Anyone who doubts this proclivity need only read Good to Great by Jim Collins[ii]. Good to Great is an all-time business bestseller that (in summary) examined 1,435 firms, decided 11 of them were “great,” and found that those 11 firms had humble managers. From this Good to Great asserted a prescriptive theory that in order to be great, firms must have humble managers. Collins stopped at step 2, declared victory and sold millions of copies. Yet this isn’t a victimless crime. Beyond being a grossly incomplete basis for decision making, anyone who’s been fired, undervalued or passed over for not being “humble enough” by the standards of Good to Great has felt the needless damage flimsy theories can have on businesses, individuals, their families and the communities that depend on them.
The goals of this article are to (1) provoke businesspeople to become more conscious about how they use theory, and to (2) advocate a duty of disciplined quality control (both as theory creators and consumers).
This is not to say that all ideas have to reach step 6 before being given a second thought. Even the best theories begin at step one, and that’s nothing to be ashamed of. We must simply be honest about how far our theories have progressed, how far they haven’t, and about what remains to be done. In medicine it matters a great deal whether a drug has been robustly researched, or quickly cooked up using a grab-bag of guesswork compounds on a dirty spoon. Both may be promising at some point in the future, but only one should be entrusted for patient care today. Bad business theories destroy lives. As such, we businesspeople must take personal responsibility for the theories we employ and strike out against rampant malpractice.
[i] Christensen & Carlile, The Cycles of Theory Building in Management Research, (2004); see also Christensen & Raynor, Why hard-nosed executives should care about management theory, Harvard Business Review On Point (September 1, 2003).
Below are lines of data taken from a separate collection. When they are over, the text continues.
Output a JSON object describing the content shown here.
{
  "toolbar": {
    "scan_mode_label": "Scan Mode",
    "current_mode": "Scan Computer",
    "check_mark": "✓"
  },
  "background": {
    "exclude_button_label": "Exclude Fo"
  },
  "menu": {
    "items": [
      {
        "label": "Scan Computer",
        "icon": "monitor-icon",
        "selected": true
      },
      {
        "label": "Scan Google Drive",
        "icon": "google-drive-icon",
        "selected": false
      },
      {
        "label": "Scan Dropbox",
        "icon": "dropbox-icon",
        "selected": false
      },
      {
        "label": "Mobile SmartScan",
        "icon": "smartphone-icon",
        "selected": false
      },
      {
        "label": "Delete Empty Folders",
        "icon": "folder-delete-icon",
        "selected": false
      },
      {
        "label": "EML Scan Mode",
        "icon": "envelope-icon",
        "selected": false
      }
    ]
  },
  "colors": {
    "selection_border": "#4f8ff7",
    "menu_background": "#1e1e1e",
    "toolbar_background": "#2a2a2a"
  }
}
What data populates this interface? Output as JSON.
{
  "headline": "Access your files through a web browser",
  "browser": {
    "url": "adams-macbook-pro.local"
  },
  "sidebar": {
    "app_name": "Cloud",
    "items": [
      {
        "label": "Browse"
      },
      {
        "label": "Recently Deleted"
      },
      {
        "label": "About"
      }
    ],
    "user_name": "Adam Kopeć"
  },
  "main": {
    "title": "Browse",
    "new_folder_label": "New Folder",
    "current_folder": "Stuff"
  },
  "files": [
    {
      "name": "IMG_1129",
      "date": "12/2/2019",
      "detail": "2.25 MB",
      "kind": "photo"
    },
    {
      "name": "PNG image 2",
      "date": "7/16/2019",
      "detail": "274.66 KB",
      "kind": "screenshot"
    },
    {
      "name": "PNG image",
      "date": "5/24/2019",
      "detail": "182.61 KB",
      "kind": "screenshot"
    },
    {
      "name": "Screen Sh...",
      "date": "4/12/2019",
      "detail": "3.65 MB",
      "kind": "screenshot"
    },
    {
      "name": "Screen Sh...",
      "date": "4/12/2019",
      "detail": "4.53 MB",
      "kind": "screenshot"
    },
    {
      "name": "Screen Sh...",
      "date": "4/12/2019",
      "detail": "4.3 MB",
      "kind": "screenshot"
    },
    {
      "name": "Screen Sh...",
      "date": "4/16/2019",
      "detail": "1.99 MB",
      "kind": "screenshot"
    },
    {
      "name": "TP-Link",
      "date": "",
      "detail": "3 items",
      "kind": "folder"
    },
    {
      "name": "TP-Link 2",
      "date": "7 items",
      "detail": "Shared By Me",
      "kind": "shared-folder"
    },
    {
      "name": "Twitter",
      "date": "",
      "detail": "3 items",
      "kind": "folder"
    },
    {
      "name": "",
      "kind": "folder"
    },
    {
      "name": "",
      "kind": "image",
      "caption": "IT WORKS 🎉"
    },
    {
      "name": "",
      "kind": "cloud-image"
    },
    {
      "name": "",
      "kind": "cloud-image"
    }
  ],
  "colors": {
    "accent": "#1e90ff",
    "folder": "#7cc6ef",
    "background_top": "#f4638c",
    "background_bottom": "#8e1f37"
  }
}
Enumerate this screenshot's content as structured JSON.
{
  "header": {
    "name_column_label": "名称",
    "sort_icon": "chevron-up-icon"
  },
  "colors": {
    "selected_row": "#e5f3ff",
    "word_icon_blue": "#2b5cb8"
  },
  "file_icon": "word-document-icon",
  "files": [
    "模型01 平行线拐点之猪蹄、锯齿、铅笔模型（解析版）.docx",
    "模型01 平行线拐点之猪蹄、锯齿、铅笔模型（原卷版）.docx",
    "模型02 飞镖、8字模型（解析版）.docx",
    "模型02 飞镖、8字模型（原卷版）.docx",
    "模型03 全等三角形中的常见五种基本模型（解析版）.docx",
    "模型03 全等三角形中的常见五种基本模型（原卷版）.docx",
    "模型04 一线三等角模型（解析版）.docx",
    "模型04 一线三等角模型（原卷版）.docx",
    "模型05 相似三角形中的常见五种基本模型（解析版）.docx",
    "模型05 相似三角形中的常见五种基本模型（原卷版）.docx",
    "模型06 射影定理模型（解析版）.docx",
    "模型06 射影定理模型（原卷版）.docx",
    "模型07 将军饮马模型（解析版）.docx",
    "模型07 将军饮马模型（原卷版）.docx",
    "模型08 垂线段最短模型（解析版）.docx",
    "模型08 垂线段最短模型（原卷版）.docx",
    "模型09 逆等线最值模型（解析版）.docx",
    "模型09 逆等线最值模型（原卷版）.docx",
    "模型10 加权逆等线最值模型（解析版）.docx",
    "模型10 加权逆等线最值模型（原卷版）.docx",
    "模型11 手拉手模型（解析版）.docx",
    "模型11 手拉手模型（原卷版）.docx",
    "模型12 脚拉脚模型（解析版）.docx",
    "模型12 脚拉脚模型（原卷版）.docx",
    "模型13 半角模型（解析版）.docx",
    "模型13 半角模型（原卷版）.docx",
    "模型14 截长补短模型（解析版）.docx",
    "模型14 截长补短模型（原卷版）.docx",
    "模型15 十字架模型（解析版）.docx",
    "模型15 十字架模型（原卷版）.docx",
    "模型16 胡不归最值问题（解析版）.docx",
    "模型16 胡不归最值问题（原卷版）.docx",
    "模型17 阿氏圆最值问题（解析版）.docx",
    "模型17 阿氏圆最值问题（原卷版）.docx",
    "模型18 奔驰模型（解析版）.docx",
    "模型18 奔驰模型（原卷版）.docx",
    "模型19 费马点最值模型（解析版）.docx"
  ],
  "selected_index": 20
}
[ii] Collins, Good to Great: Why Some Companies Make the Leap… and Others Don’t, HarperCollins Publishers Inc., (2001).